THE INPUT START
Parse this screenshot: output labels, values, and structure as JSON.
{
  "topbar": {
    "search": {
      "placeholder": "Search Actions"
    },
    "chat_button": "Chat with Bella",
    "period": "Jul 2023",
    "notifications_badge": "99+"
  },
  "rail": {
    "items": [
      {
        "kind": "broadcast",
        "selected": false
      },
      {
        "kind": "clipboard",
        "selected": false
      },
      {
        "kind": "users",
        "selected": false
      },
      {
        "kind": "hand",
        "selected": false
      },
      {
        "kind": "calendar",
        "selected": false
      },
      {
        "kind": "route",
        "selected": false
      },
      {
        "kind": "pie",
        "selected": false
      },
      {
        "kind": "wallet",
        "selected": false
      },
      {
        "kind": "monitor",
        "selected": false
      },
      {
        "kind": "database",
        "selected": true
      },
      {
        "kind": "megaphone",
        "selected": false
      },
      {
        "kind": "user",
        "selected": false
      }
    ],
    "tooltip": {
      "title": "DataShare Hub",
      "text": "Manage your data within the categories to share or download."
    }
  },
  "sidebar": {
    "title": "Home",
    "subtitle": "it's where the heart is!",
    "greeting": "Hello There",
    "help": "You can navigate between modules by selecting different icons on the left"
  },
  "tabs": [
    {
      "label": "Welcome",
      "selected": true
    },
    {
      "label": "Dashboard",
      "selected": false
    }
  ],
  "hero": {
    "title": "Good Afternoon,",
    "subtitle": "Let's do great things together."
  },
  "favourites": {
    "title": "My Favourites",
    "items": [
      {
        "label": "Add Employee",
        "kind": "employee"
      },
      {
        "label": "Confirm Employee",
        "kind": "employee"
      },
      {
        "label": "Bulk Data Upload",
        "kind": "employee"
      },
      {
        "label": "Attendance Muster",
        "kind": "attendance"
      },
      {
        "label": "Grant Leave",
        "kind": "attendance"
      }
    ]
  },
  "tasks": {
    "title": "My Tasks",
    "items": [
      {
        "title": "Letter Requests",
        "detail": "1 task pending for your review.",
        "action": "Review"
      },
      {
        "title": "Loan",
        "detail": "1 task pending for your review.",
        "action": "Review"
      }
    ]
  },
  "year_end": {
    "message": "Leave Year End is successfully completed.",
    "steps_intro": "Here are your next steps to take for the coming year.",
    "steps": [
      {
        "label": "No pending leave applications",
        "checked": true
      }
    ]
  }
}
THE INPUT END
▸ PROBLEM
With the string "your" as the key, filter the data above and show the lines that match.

▸ OUTPUT OF THE TASK
      "text": "Manage your data within the categories to share or download."
        "detail": "1 task pending for your review.",
        "detail": "1 task pending for your review.",
    "steps_intro": "Here are your next steps to take for the coming year.",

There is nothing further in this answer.